Resistance Bands

Have a set of looped resistance bands, or bands with handles? They're not required for a good home workout, but they do open up a range of possibilities and are a lot easier to store and pack than free weights. Try this three-pack of mini bands ($15) or this long resistance cord ($22) to start.

Bach recommended a couple of exercises you can complete at home with a resistance band, and here are five bonus resistance-band moves you can also add to your routine. If you have looped resistance bands (also called booty bands), try these booty-band workouts.

  • Shoulder presses or bicep curls: Stand and step on the end of a resistance band with one foot. Hold the other end in one hand, bring it to your shoulder to do a bicep curl, or press it upward for an overhead press shoulder exercise.
  • Chest presses or back rows: Wrap your resistance band around a full water bottle. Set the water bottle outside a door and shut the door so that it holds the water bottle in place.

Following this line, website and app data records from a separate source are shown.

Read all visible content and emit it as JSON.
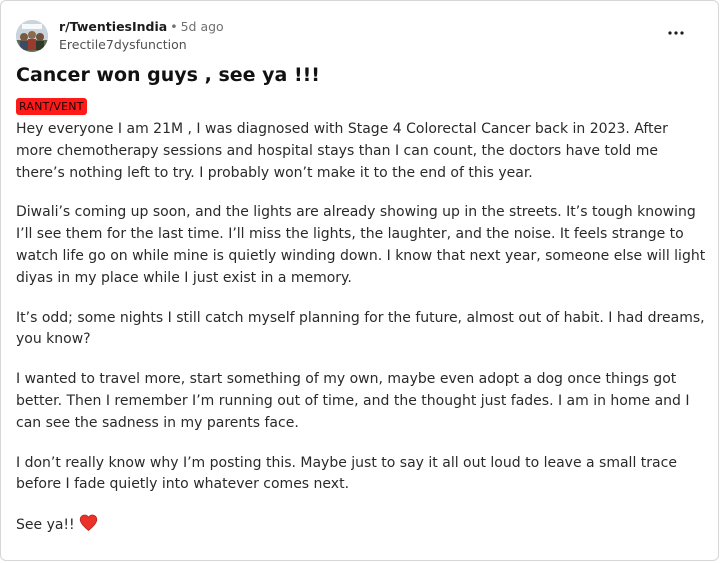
{
  "post": {
    "subreddit": "r/TwentiesIndia",
    "age": "5d ago",
    "author": "Erectile7dysfunction",
    "title": "Cancer won guys , see ya !!!",
    "flair": "RANT/VENT",
    "paragraphs": [
      "Hey everyone I am 21M , I was diagnosed with Stage 4 Colorectal Cancer back in 2023. After more chemotherapy sessions and hospital stays than I can count, the doctors have told me there’s nothing left to try. I probably won’t make it to the end of this year.",
      "Diwali’s coming up soon, and the lights are already showing up in the streets. It’s tough knowing I’ll see them for the last time. I’ll miss the lights, the laughter, and the noise. It feels strange to watch life go on while mine is quietly winding down. I know that next year, someone else will light diyas in my place while I just exist in a memory.",
      "It’s odd; some nights I still catch myself planning for the future, almost out of habit. I had dreams, you know?",
      "I wanted to travel more, start something of my own, maybe even adopt a dog once things got better. Then I remember I’m running out of time, and the thought just fades. I am in home and I can see the sadness in my parents face.",
      "I don’t really know why I’m posting this. Maybe just to say it all out loud to leave a small trace before I fade quietly into whatever comes next.",
      "See ya!!"
    ],
    "closing_emoji": "heart-icon"
  },
  "colors": {
    "flair_bg": "#ff1a1a",
    "heart": "#e8322a"
  }
}
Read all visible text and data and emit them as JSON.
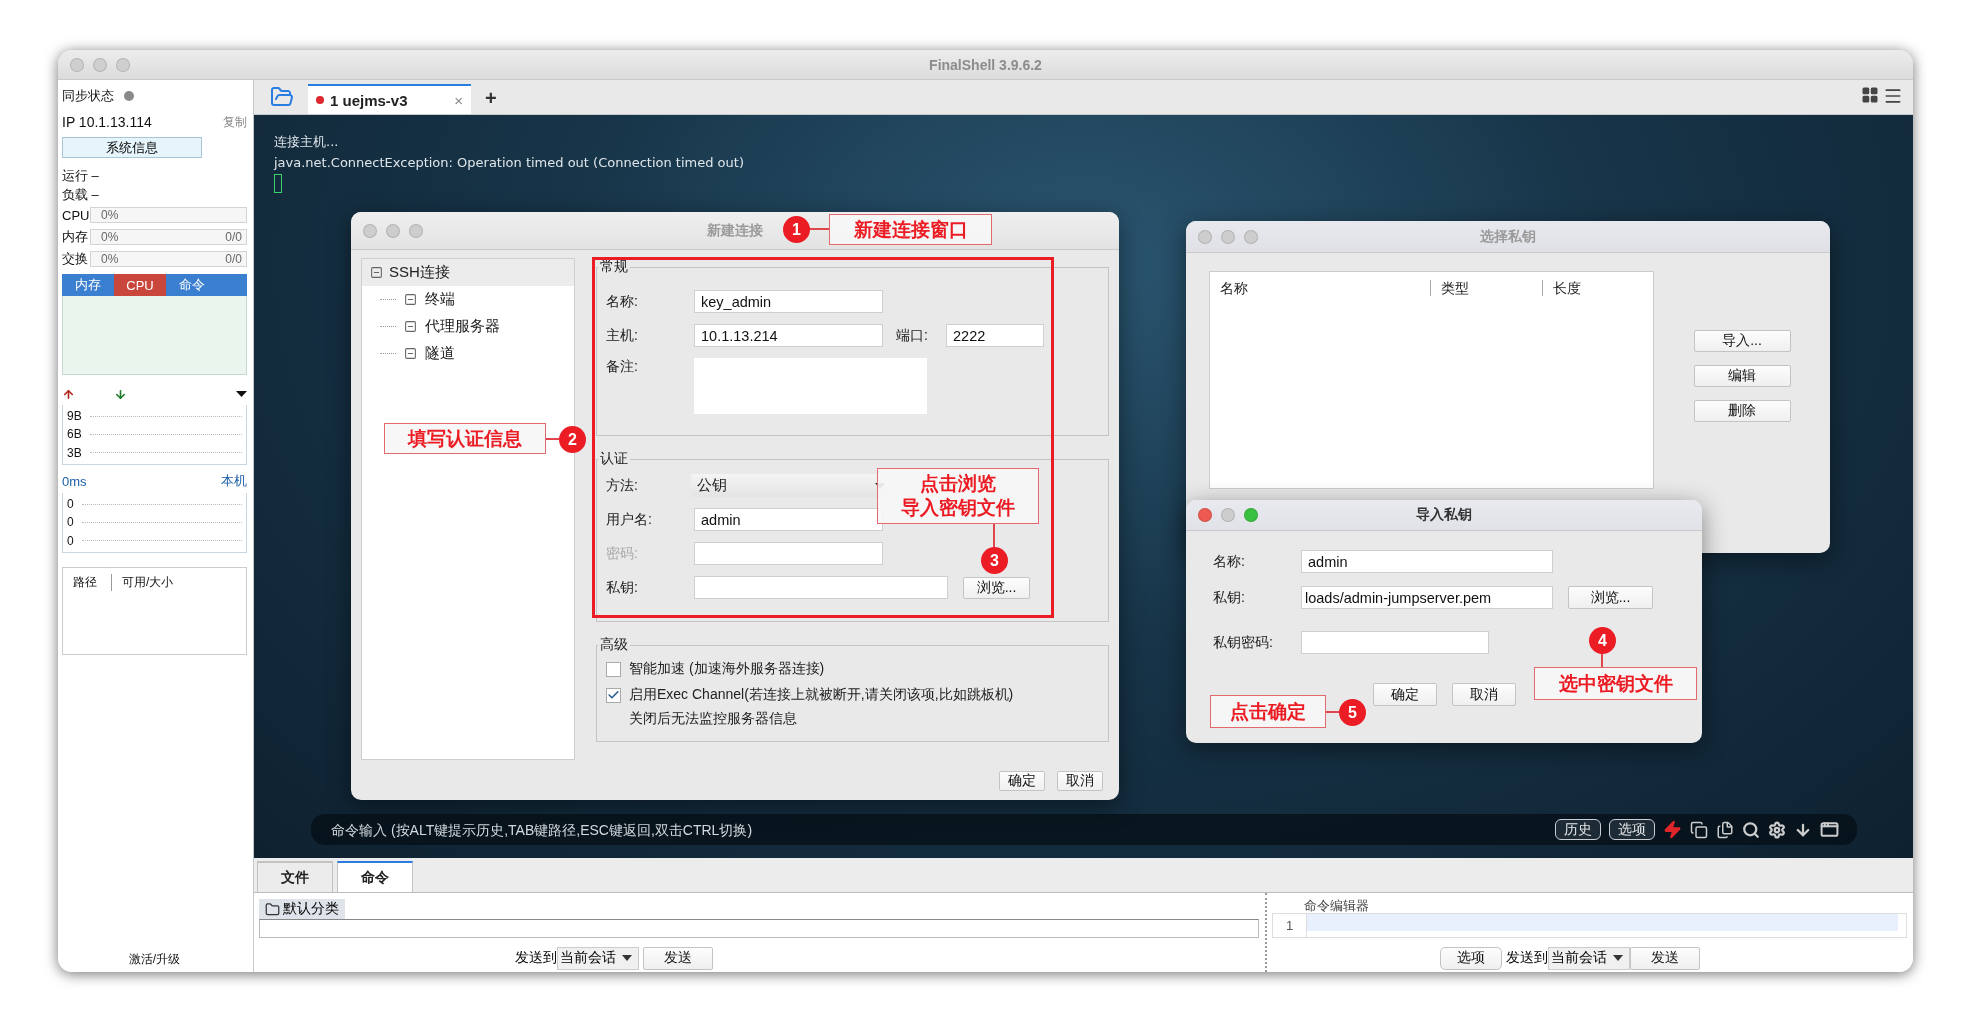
{
  "window": {
    "title": "FinalShell 3.9.6.2"
  },
  "sidebar": {
    "sync_status": "同步状态",
    "ip": "IP 10.1.13.114",
    "copy_link": "复制",
    "sysinfo_button": "系统信息",
    "stats": [
      "运行 –",
      "负载 –"
    ],
    "meters": [
      {
        "label": "CPU",
        "value": "0%",
        "level": 0
      },
      {
        "label": "内存",
        "value": "0%",
        "count": "0/0",
        "level": 0
      },
      {
        "label": "交换",
        "value": "0%",
        "count": "0/0",
        "level": 0
      }
    ],
    "monitor_tabs": [
      {
        "label": "内存",
        "selected": false
      },
      {
        "label": "CPU",
        "selected": true
      },
      {
        "label": "命令",
        "selected": false
      }
    ],
    "traffic_axis": [
      "9B",
      "6B",
      "3B"
    ],
    "latency": {
      "value": "0ms",
      "host": "本机",
      "axis": [
        "0",
        "0",
        "0"
      ]
    },
    "disk_columns": [
      "路径",
      "可用/大小"
    ],
    "footer_link": "激活/升级"
  },
  "session_tabs": [
    {
      "label": "1 uejms-v3",
      "selected": true,
      "close": "×"
    }
  ],
  "new_tab_button": "+",
  "terminal": {
    "lines": [
      "连接主机...",
      "java.net.ConnectException: Operation timed out (Connection timed out)"
    ]
  },
  "command_bar": {
    "placeholder": "命令输入 (按ALT键提示历史,TAB键路径,ESC键返回,双击CTRL切换)",
    "buttons": [
      "历史",
      "选项"
    ]
  },
  "new_connection_dialog": {
    "title": "新建连接",
    "tree": {
      "label": "SSH连接",
      "selected": true,
      "children": [
        {
          "label": "终端",
          "selected": false
        },
        {
          "label": "代理服务器",
          "selected": false
        },
        {
          "label": "隧道",
          "selected": false
        }
      ]
    },
    "general": {
      "legend": "常规",
      "name_label": "名称:",
      "name": "key_admin",
      "host_label": "主机:",
      "host": "10.1.13.214",
      "port_label": "端口:",
      "port": "2222",
      "note_label": "备注:"
    },
    "auth": {
      "legend": "认证",
      "method_label": "方法:",
      "method": "公钥",
      "user_label": "用户名:",
      "user": "admin",
      "password_label": "密码:",
      "password_disabled": true,
      "key_label": "私钥:",
      "browse_button": "浏览..."
    },
    "advanced": {
      "legend": "高级",
      "options": [
        {
          "label": "智能加速 (加速海外服务器连接)",
          "checked": false
        },
        {
          "label": "启用Exec Channel(若连接上就被断开,请关闭该项,比如跳板机)",
          "checked": true
        }
      ],
      "note": "关闭后无法监控服务器信息"
    },
    "buttons": [
      "确定",
      "取消"
    ]
  },
  "key_chooser_dialog": {
    "title": "选择私钥",
    "columns": [
      "名称",
      "类型",
      "长度"
    ],
    "buttons": [
      "导入...",
      "编辑",
      "删除"
    ]
  },
  "import_key_dialog": {
    "title": "导入私钥",
    "name_label": "名称:",
    "name": "admin",
    "key_label": "私钥:",
    "key": "loads/admin-jumpserver.pem",
    "browse_button": "浏览...",
    "passphrase_label": "私钥密码:",
    "buttons": [
      "确定",
      "取消"
    ]
  },
  "annotations": [
    {
      "number": "1",
      "lines": [
        "新建连接窗口"
      ]
    },
    {
      "number": "2",
      "lines": [
        "填写认证信息"
      ]
    },
    {
      "number": "3",
      "lines": [
        "点击浏览",
        "导入密钥文件"
      ]
    },
    {
      "number": "4",
      "lines": [
        "选中密钥文件"
      ]
    },
    {
      "number": "5",
      "lines": [
        "点击确定"
      ]
    }
  ],
  "bottom_panel": {
    "tabs": [
      {
        "label": "文件",
        "selected": false
      },
      {
        "label": "命令",
        "selected": true
      }
    ],
    "category": "默认分类",
    "send_to_label": "发送到",
    "session": "当前会话",
    "send_button": "发送",
    "editor_title": "命令编辑器",
    "line_number": "1",
    "options_button": "选项",
    "editor_send_to_label": "发送到",
    "editor_session": "当前会话",
    "editor_send_button": "发送"
  }
}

Use that anchor to do chest presses or rows for your back muscles.

Slider Exercises

Disc sliders are another cheap at-home workout investment, like this two-pack of sliding discs ($13), though you can also replace them with towels or soft socks on a hardwood floor, or paper plates on a carpet. This small, lightweight piece of equipment helps you improve balance, strength, and control. Bach recommended reverse lunges and mountain climbers, and if you're feeling creative, here's a 15-minute legs and core slider workout to try.

Substituting your weights and working out at home isn't any more dangerous than working out at the gym, Bach said, but you should still be aware of your space and its limitations as well as your own. "Be careful of slippery surfaces, and make sure you're nourished so you don't fall and hit your head on something," Bach said. "There may be no one else around, like in a gym, if you pass out or feel ill."

Beyond that, go for it. "Crank up the music, turn off the TV, get off your phone, and set a timer. Get that workout done in 20 or 25 minutes," Bach told POPSUGAR. "That's the best part about a home workout: the convenience and saving time."